Recent mitigation efforts include the collection of private funds by the city of Santa Clarita and Los Angeles County to widen the SR-126 bridge over I-5; contribution by the Playa Vista development project in the Westchester area to widening Lincoln Boulevard (SR-1); private funds collected by the city of Carson to redesign the I-405 Avalon Boulevard interchange; installation of a traffic signal at the eastbound I-210 exit to Baldwin Avenue by the Santa Anita Westfield Mall in the city of Arcadia; installation of new traffic signals at the westbound I-10 off-ramp to Puente Avenue by the Walmart Store; and the city of Baldwin Park’s contribution of $250,000 to the construction of High Occupancy Vehicle (HOV) lanes on SR-60 from I-605 to SR-57 to mitigate for its extension of the Puente Hills Landfill.

The IGR group works to get transportation mitigation commitments during the environmental phase of local development projects.  When developments are actually built and are required to comply with physical improvements, Caltrans Office of Permits takes over.  When mitigation improvements require a Project Study Report, the Office of Project Studies takes over.  If development proposals are not approved by the local city, then obviously any mitigation commitments are not implemented. While that can happen, it would be it would be very unusual, Watson said. “For the most part, we really work hard with the local agencies towards the best possible outcome.”

Through the CEQA process, local jurisdictions are required to notify Caltrans of their development plans to obtain our input.  Typically, when IGR receives them, it makes copies and circulates the information to the divisions that might have input, coordinating mostly with Freeway Operations and Traffic Investigations.

For instance, the Traffic Impact Analysis prepared for the Santa Anita Westfield Mall expansion and the Traffic Study prepared for the proposed NBC Universal Vision project were reviewed by Freeway Operations. Traffic Investigations reviewed a Traffic Impact Study (TIS) for a proposed  new Sports Complex for Claremont Colleges to be located adjacent to Foothill Boulevard in the city of Claremont.  IGR will request a TIS for the proposed NFL Stadium in Downtown Los Angeles.

Currently, the unit is looking at six major projects in which it will provide information to Caltrans Legal and the Planning Deputy. Each unit member generally is working on 11 smaller projects at one time.

“We’re developing relationships with the lead agencies so they will involve us as early as possible,” Watson said, adding that the unit tries to get ahead of the process by contacting a city as soon as it becomes aware of a proposed development.
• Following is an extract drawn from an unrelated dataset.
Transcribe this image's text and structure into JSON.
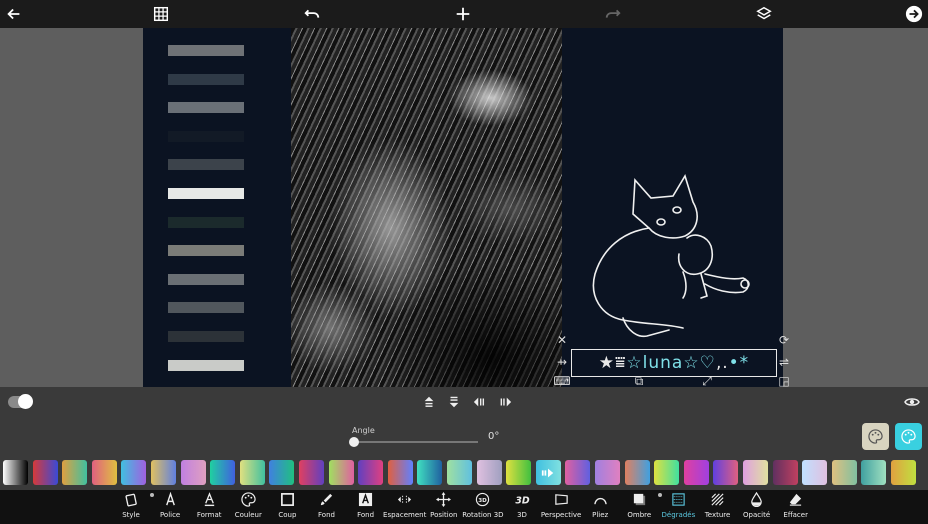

“We like to do early collaboration with local agencies,” she said. “Bringing them onboard as soon as possible is in everyone’s best interests.”

 







 

How IGR basically interacts with the community. An artist's rendering of the proposed NFL Stadium in downtown Los Angeles. The district's IGR unit  is evaluating its impact to local freeways. Caltrans Planning Division is involved in Smart Mobility decisions, which include multi-modal transportation options. IGR plays a big role in helping to create sustainable communities.